**What is required:** Line by line, copy all of the data exactly.

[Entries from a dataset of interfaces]
────

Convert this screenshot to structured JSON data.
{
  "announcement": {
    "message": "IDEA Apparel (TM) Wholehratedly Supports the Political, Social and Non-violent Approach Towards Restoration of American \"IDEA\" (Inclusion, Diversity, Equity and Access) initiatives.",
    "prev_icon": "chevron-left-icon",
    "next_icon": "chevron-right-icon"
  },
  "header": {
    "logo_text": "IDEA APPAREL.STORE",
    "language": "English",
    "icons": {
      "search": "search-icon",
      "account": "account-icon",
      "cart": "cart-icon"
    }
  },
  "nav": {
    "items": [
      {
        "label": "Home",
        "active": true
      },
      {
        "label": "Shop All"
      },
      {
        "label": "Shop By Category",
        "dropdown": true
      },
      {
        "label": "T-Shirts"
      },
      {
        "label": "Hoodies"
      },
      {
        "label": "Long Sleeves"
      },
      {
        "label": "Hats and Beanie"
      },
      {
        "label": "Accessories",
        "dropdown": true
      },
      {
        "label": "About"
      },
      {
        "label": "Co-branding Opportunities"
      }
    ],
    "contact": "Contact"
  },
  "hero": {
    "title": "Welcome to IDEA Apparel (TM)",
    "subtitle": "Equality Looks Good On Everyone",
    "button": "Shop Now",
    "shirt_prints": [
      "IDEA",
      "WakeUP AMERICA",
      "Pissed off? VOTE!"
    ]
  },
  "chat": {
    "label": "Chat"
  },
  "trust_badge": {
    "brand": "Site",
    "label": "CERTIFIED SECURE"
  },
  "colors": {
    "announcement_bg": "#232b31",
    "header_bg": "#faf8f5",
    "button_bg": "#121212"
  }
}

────

**Exercise solution:**
Convert this screenshot to structured JSON data.
{
  "announcement": {
    "message": "IDEA Apparel (TM) Wholehratedly Supports the Political, Social and Non-violent Approach Towards Restoration of American \"IDEA\" (Inclusion, Diversity, Equity and Access) initiatives.",
    "prev_icon": "chevron-left-icon",
    "next_icon": "chevron-right-icon"
  },
  "header": {
    "logo_text": "IDEA APPAREL.STORE",
    "language": "English",
    "icons": {
      "search": "search-icon",
      "account": "account-icon",
      "cart": "cart-icon"
    }
  },
  "nav": {
    "items": [
      {
        "label": "Home",
        "active": true
      },
      {
        "label": "Shop All"
      },
      {
        "label": "Shop By Category",
        "dropdown": true
      },
      {
        "label": "T-Shirts"
      },
      {
        "label": "Hoodies"
      },
      {
        "label": "Long Sleeves"
      },
      {
        "label": "Hats and Beanie"
      },
      {
        "label": "Accessories",
        "dropdown": true
      },
      {
        "label": "About"
      },
      {
        "label": "Co-branding Opportunities"
      }
    ],
    "contact": "Contact"
  },
  "hero": {
    "title": "Welcome to IDEA Apparel (TM)",
    "subtitle": "Equality Looks Good On Everyone",
    "button": "Shop Now",
    "shirt_prints": [
      "IDEA",
      "WakeUP AMERICA",
      "Pissed off? VOTE!"
    ]
  },
  "chat": {
    "label": "Chat"
  },
  "trust_badge": {
    "brand": "Site",
    "label": "CERTIFIED SECURE"
  },
  "colors": {
    "announcement_bg": "#232b31",
    "header_bg": "#faf8f5",
    "button_bg": "#121212"
  }
}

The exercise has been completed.